While the attraction between Pippa and Cross is present from the beginning, the romance develops at a snail’s pace. But when one considers the fact Cross’s business partner is Pippa’s brother-in-law, and that Pippa is to be married in a matter of days, their reluctance to act on their feelings makes sense. MacLean makes the most of the pacing, maxing out the sexual tension by repeatedly throwing both characters into the face of temptation.
“Tell me, Lady Philippa.” He raised a hand, one finger lingering at the indentation of her upper lip, a hairsbreadth from touching her. “In your study of anatomy, did you ever learn the name of the place between the nose and the lip?”
Her lips parted, and she resisted the urge to lean toward him, to force him to touch her. She answered on a whisper. “The philtrum.”
He smiled. “Clever girl. It is Latin. Do you know its meaning?”
“It means love potion. The Romans believed it was the most erotic place on the body. They called it Cupid’s bow, because of the way it shapes the upper lip.” As he spoke, he ran his finger along the curve of her lip, a temptation more than a touch, barely there. His voice grew softer, deeper. “They believed it was the mark of the god of love.”
She inhaled, low and shallow. “I did not know that.”
He leaned down, closer, his hand falling away. “I’d be willing to wager that there are any number of things about the human body that you do not know, my little expert. All things that I would happily teach you.”
“One Good Earl Deserves a Lover definitely meets all my requirements for a great romance. More than once I caught myself laughing out of pity for poor Cross and his having to deal with a very inquisitive, very intelligent, very frustrating woman. Then there were heart wrenching moments when Pippa believed no man would ever be attracted to her due to her oddness. And as if that weren’t enough, MacLean throws in a good dose of angst, more than once leaving me to wonder if these two were going to have their happily ever after.
While this is the second book in the series, I don’t think it is absolutely necessary to read the first one.
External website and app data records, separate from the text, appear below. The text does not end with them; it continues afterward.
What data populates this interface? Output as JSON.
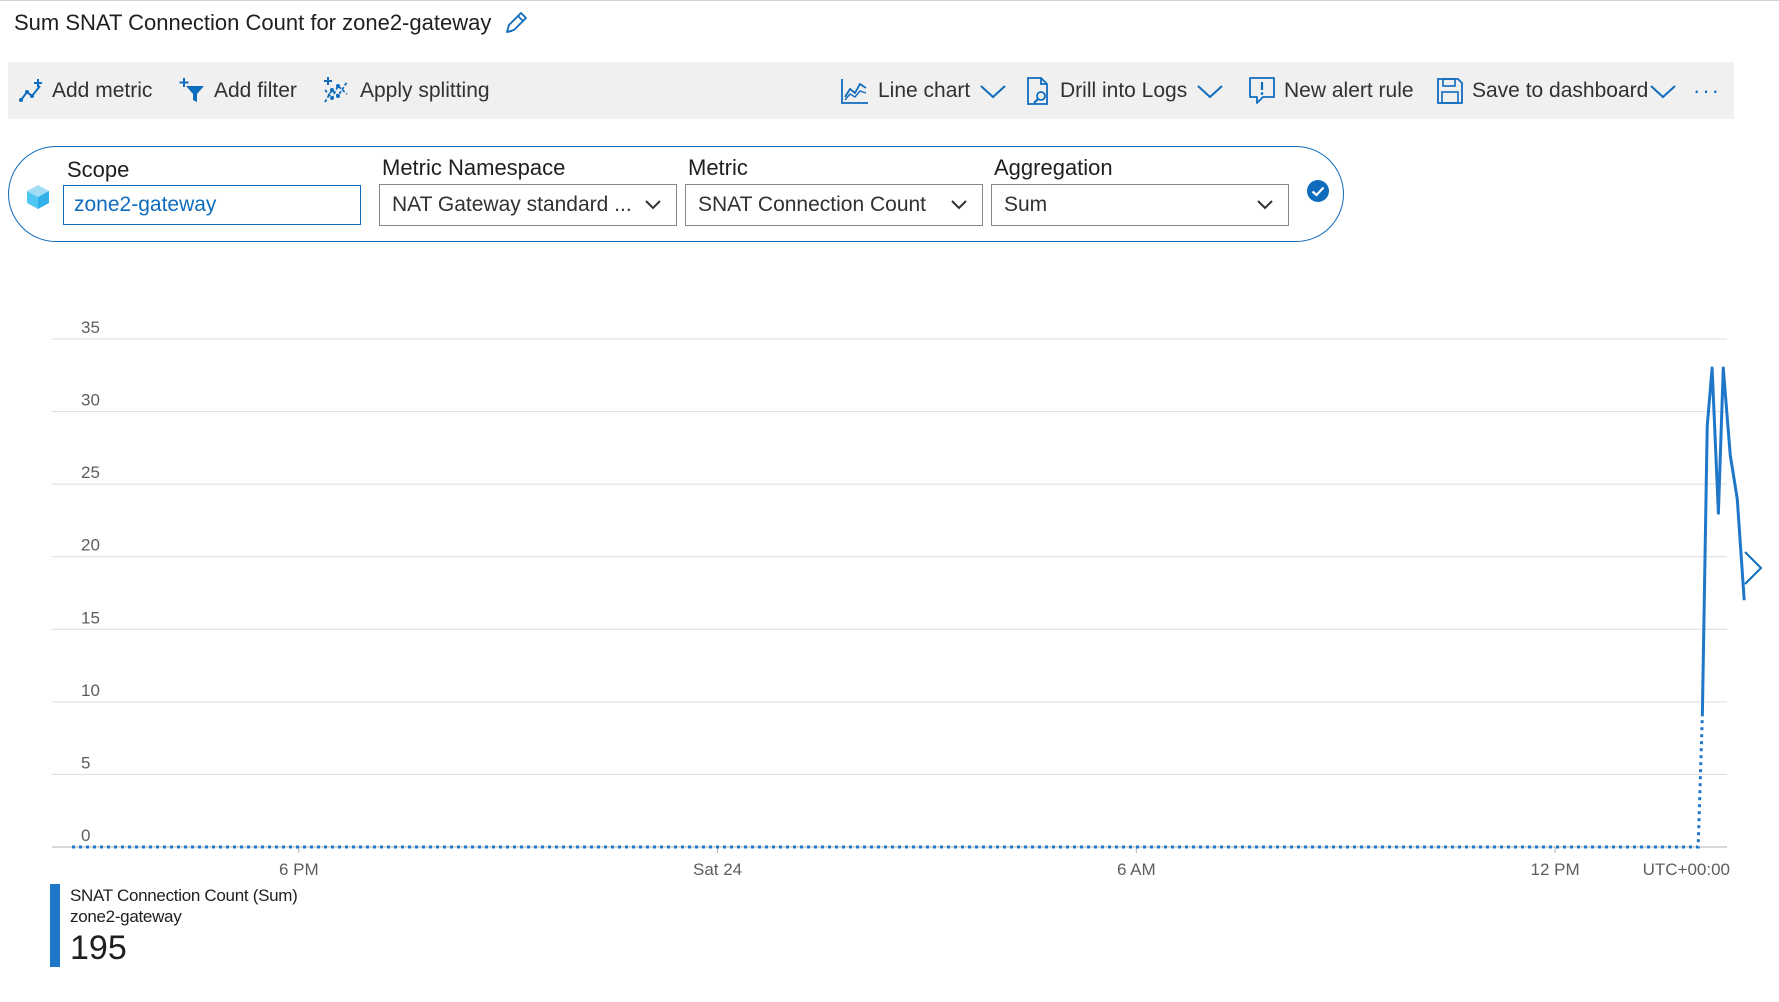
{
  "header": {
    "title": "Sum SNAT Connection Count for zone2-gateway"
  },
  "toolbar": {
    "add_metric": "Add metric",
    "add_filter": "Add filter",
    "apply_splitting": "Apply splitting",
    "line_chart": "Line chart",
    "drill_logs": "Drill into Logs",
    "new_alert": "New alert rule",
    "save_dashboard": "Save to dashboard",
    "more": "···"
  },
  "picker": {
    "scope_label": "Scope",
    "scope_value": "zone2-gateway",
    "namespace_label": "Metric Namespace",
    "namespace_value": "NAT Gateway standard ...",
    "metric_label": "Metric",
    "metric_value": "SNAT Connection Count",
    "aggregation_label": "Aggregation",
    "aggregation_value": "Sum"
  },
  "colors": {
    "accent": "#0f6cbd",
    "series": "#1f77c9",
    "gridline": "#dcdcdc",
    "toolbar_bg": "#f0f0f0"
  },
  "chart_data": {
    "type": "line",
    "ylim": [
      0,
      35
    ],
    "yticks": [
      0,
      5,
      10,
      15,
      20,
      25,
      30,
      35
    ],
    "xticks": [
      "6 PM",
      "Sat 24",
      "6 AM",
      "12 PM"
    ],
    "timezone_label": "UTC+00:00",
    "grid": true,
    "series": [
      {
        "name": "SNAT Connection Count (Sum)",
        "resource": "zone2-gateway",
        "color": "#1f77c9",
        "dotted_segment": [
          {
            "t_hours": 0,
            "value": 0
          },
          {
            "t_hours": 23.3,
            "value": 0
          },
          {
            "t_hours": 23.36,
            "value": 9
          }
        ],
        "values": [
          {
            "t_hours": 23.36,
            "value": 9
          },
          {
            "t_hours": 23.43,
            "value": 29
          },
          {
            "t_hours": 23.5,
            "value": 33
          },
          {
            "t_hours": 23.59,
            "value": 23
          },
          {
            "t_hours": 23.66,
            "value": 33
          },
          {
            "t_hours": 23.76,
            "value": 27
          },
          {
            "t_hours": 23.86,
            "value": 24
          },
          {
            "t_hours": 23.96,
            "value": 17
          }
        ]
      }
    ],
    "xtick_hours": [
      3.25,
      9.25,
      15.25,
      21.25
    ],
    "legend": {
      "series_label": "SNAT Connection Count (Sum)",
      "resource_label": "zone2-gateway",
      "total": "195"
    }
  }
}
But why would you want to skip Penelope and Bourne’s story? Enjoy both I say! I highly recommend this book and look forward to reading the next in the series.
You can buy a copy here.